Verstappen fends off Alonso to take pole position in Monaco
Max Verstappen saw off Fernando Alonso to take pole position in a scintillating qualifying session for the Monaco Grand Prix.
Alonso’s Aston Martin mechanics celebrated wildly after it appeared as though the 41-year-old Spaniard had taken his first pole in 11 years.
But Verstappen delivered a mesmerising final sector in Monte Carlo to take top spot with his final throw of the dice, beating Alonso by just 0.084 seconds.
Charles Leclerc finished third for Ferrari, one spot ahead of Alpine’s Esteban Ocon with Carlos Sainz fifth.
Lewis Hamilton qualified sixth for Mercedes, two places ahead of team-mate George Russell, with Sergio Perez set to start Sunday’s 78-lap race from last place after he crashed out.
“I’m very happy,” said Verstappen. “We knew that this was going to be a little bit of a struggle to get everything together.
“In qualifying you need to go all out and risk it all.
“My first sector wasn’t ideal in my final lap and I was a bit cautious, but then I knew I was behind so in the last sector I just gave it everything I had, clipping a few barriers along the way.
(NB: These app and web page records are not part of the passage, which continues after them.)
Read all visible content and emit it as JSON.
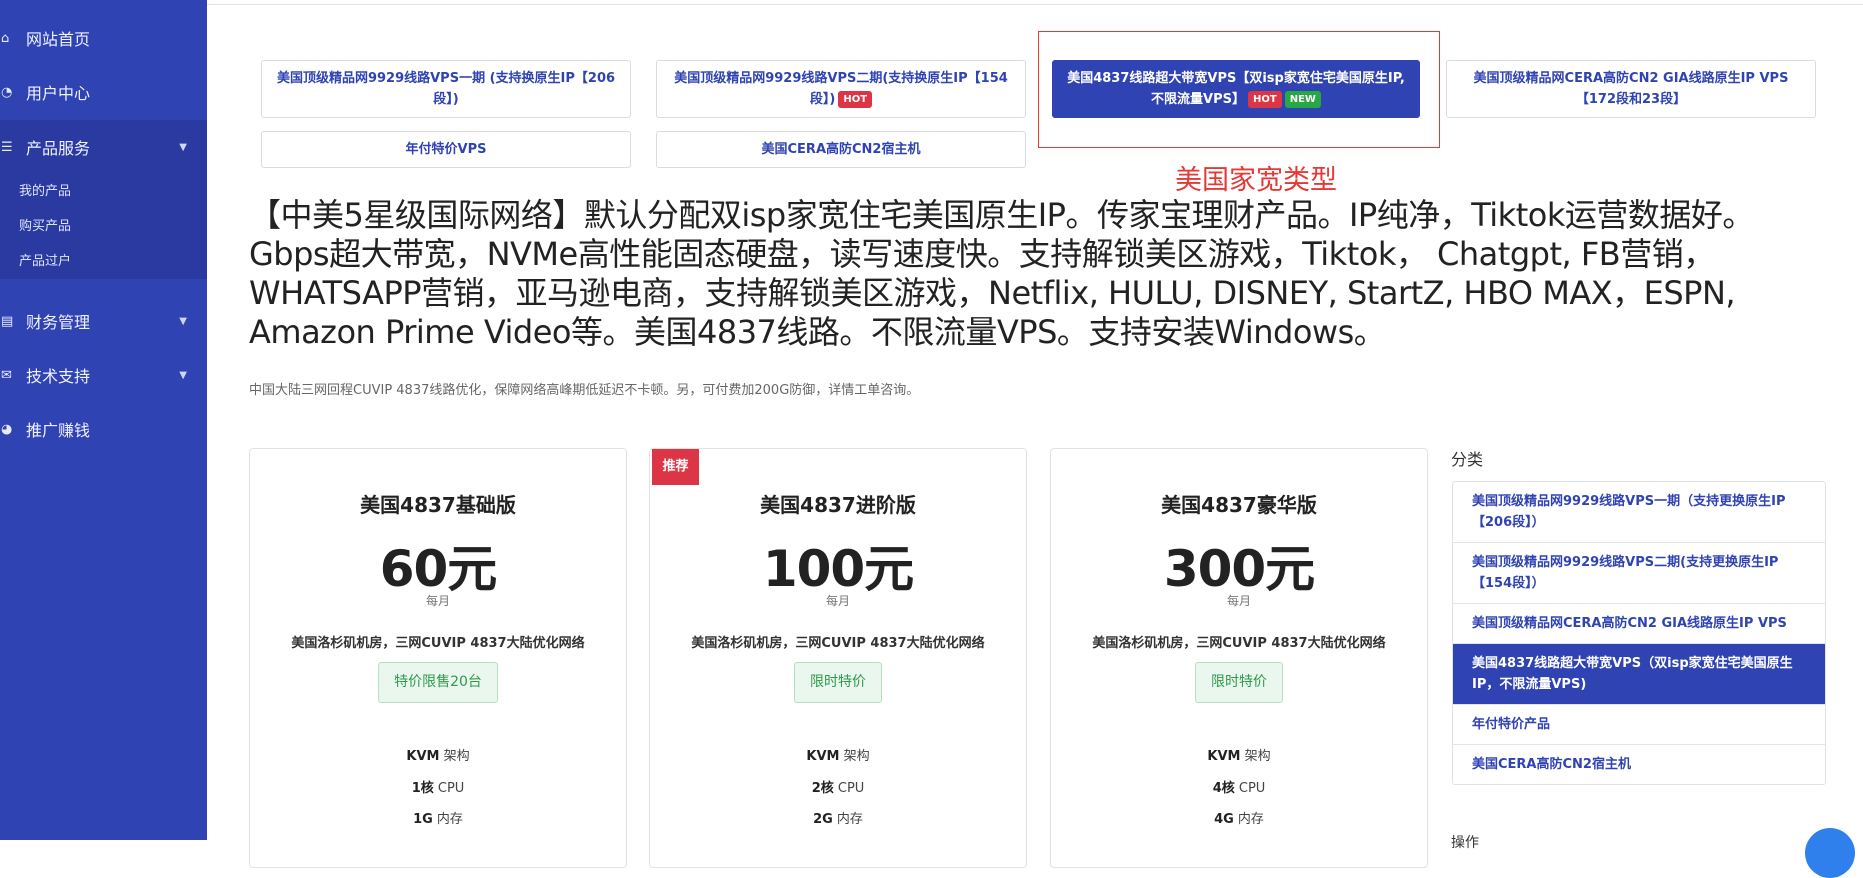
{
  "sidebar": {
    "items": [
      {
        "label": "网站首页",
        "icon": "home-icon"
      },
      {
        "label": "用户中心",
        "icon": "dashboard-icon"
      },
      {
        "label": "产品服务",
        "icon": "list-icon"
      },
      {
        "label": "财务管理",
        "icon": "finance-icon"
      },
      {
        "label": "技术支持",
        "icon": "support-icon"
      },
      {
        "label": "推广赚钱",
        "icon": "pie-icon"
      }
    ],
    "sub_items": [
      "我的产品",
      "购买产品",
      "产品过户"
    ]
  },
  "categories": [
    {
      "label": "美国顶级精品网9929线路VPS一期 (支持换原生IP【206段】)"
    },
    {
      "label": "美国顶级精品网9929线路VPS二期(支持换原生IP【154段】)",
      "badge": "HOT"
    },
    {
      "label": "美国4837线路超大带宽VPS【双isp家宽住宅美国原生IP,不限流量VPS】",
      "badge1": "HOT",
      "badge2": "NEW"
    },
    {
      "label": "美国顶级精品网CERA高防CN2 GIA线路原生IP VPS【172段和23段】"
    },
    {
      "label": "年付特价VPS"
    },
    {
      "label": "美国CERA高防CN2宿主机"
    }
  ],
  "annotation": "美国家宽类型",
  "headline": "【中美5星级国际网络】默认分配双isp家宽住宅美国原生IP。传家宝理财产品。IP纯净，Tiktok运营数据好。Gbps超大带宽，NVMe高性能固态硬盘，读写速度快。支持解锁美区游戏，Tiktok， Chatgpt, FB营销，WHATSAPP营销，亚马逊电商，支持解锁美区游戏，Netflix, HULU, DISNEY, StartZ, HBO MAX，ESPN, Amazon Prime Video等。美国4837线路。不限流量VPS。支持安装Windows。",
  "subline": "中国大陆三网回程CUVIP 4837线路优化，保障网络高峰期低延迟不卡顿。另，可付费加200G防御，详情工单咨询。",
  "plans": [
    {
      "name": "美国4837基础版",
      "price": "60元",
      "period": "每月",
      "desc": "美国洛杉矶机房，三网CUVIP 4837大陆优化网络",
      "promo": "特价限售20台",
      "arch_v": "KVM",
      "arch_l": "架构",
      "cpu_v": "1核",
      "cpu_l": "CPU",
      "mem_v": "1G",
      "mem_l": "内存"
    },
    {
      "name": "美国4837进阶版",
      "price": "100元",
      "period": "每月",
      "desc": "美国洛杉矶机房，三网CUVIP 4837大陆优化网络",
      "promo": "限时特价",
      "arch_v": "KVM",
      "arch_l": "架构",
      "cpu_v": "2核",
      "cpu_l": "CPU",
      "mem_v": "2G",
      "mem_l": "内存",
      "ribbon": "推荐"
    },
    {
      "name": "美国4837豪华版",
      "price": "300元",
      "period": "每月",
      "desc": "美国洛杉矶机房，三网CUVIP 4837大陆优化网络",
      "promo": "限时特价",
      "arch_v": "KVM",
      "arch_l": "架构",
      "cpu_v": "4核",
      "cpu_l": "CPU",
      "mem_v": "4G",
      "mem_l": "内存"
    }
  ],
  "side": {
    "title": "分类",
    "items": [
      "美国顶级精品网9929线路VPS一期（支持更换原生IP【206段】）",
      "美国顶级精品网9929线路VPS二期(支持更换原生IP【154段】）",
      "美国顶级精品网CERA高防CN2 GIA线路原生IP VPS",
      "美国4837线路超大带宽VPS（双isp家宽住宅美国原生IP，不限流量VPS)",
      "年付特价产品",
      "美国CERA高防CN2宿主机"
    ],
    "next": "操作"
  },
  "colors": {
    "primary": "#3043b3",
    "hot": "#dc3545",
    "new": "#28a745",
    "annotation": "#e53935"
  }
}
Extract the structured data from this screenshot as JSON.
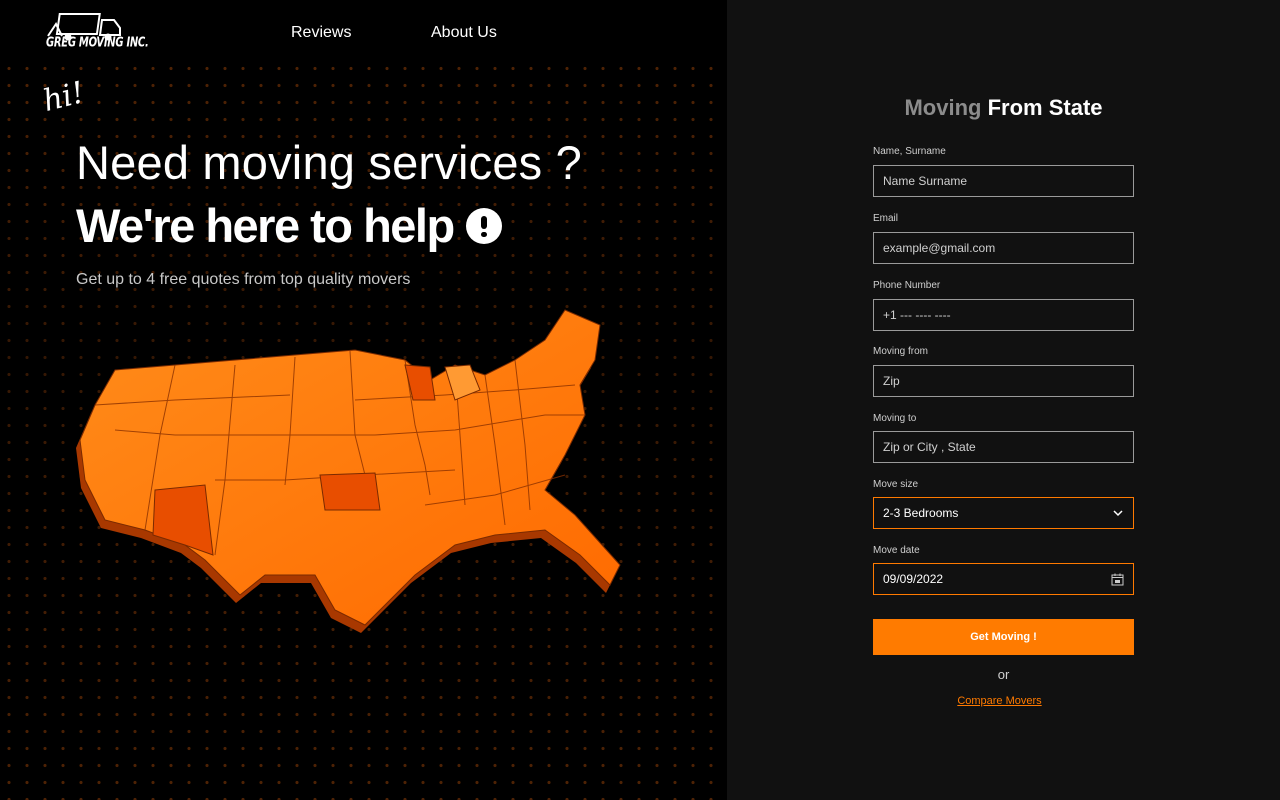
{
  "brand": {
    "logo_text": "GREG MOVING INC."
  },
  "nav": {
    "reviews": "Reviews",
    "about": "About Us"
  },
  "hero": {
    "hi": "hi!",
    "headline_1": "Need moving services ?",
    "headline_2": "We're here to help",
    "subtitle": "Get up to 4 free quotes from top quality movers"
  },
  "form": {
    "title_muted": "Moving",
    "title_strong": "From State",
    "fields": [
      {
        "label": "Name, Surname",
        "placeholder": "Name Surname"
      },
      {
        "label": "Email",
        "placeholder": "example@gmail.com"
      },
      {
        "label": "Phone Number",
        "placeholder": "+1 --- ---- ----"
      },
      {
        "label": "Moving from",
        "placeholder": "Zip"
      },
      {
        "label": "Moving to",
        "placeholder": "Zip or City , State"
      }
    ],
    "move_size": {
      "label": "Move size",
      "value": "2-3 Bedrooms"
    },
    "move_date": {
      "label": "Move date",
      "value": "09/09/2022"
    },
    "submit_label": "Get Moving !",
    "or_text": "or",
    "compare_link": "Compare Movers"
  },
  "colors": {
    "accent": "#ff7b00",
    "panel": "#111111",
    "background": "#000000"
  }
}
I am happy to be on pole here for the first time.”
It has been 3,691 days since Alonso’s last pole in the sport and the rejuvenated Aston Martin driver looked on course to finally end his losing streak when he temporarily moved to the top of the time charts after declaring he was “pushing like an animal”.
Verstappen was the only driver who could spoil both the dreams of Alonso and Aston Martin, and he trailed the Spaniard by two tenths heading into the final sector.
But the double world champion danced his way through the final part of the circuit to finish clear of Alonso and claim a pole which he will be expected to convert into his fourth victory from the opening six rounds.
Alonso said: “Obviously pole position means a lot in Monaco, but today Max was a little bit faster, which is a shame.
“Let’s see what we can do tomorrow in terms of strategy and if there is any weather coming. We will try to win it.
“It’s a very short run into Turn 1. We normally have a good start. Max is a bit inconsistent so maybe he has one of those bad ones tomorrow.”
Mercedes were banking on their much-anticipated upgrade providing them with a springboard to challenge the grid’s all-conquering Red Bull team.
But on its grand unveiling here in the sun-cooked principality, Hamilton was at odds with his new machine.
The British driver, who crashed out of final practice following a mistake at the right-hander Mirabeau, missed the chicane in Q1, only avoiding an early bath with his final lap, before scrambling into Q3 after he grazed the wall at the swimming pool chicane.
“Man this car is hard to drive, mate,” said the seven-time world champion, who also reported there was “something wrong” with his right-rear suspension.
He finished four tenths behind Verstappen in Q3 with team-mate Russell six tenths adrift.
Perez is Verstappen’s closest championship challenger, but the Mexican driver will start the race at the back of the pack.
The running was just six minutes old when Perez – 14 points adrift of Verstappen in the standings – carried too much speed through the opening Sainte Devote corner and thudded into the wall.
Perez sustained extensive damage to the left-hand side of his Red Bull before coming to a standstill in the middle of the circuit.
“I crashed, I crashed,” said Perez, who now faces losing serious ground to Verstappen in the championship race with overtaking extremely challenging at this most unique of configurations.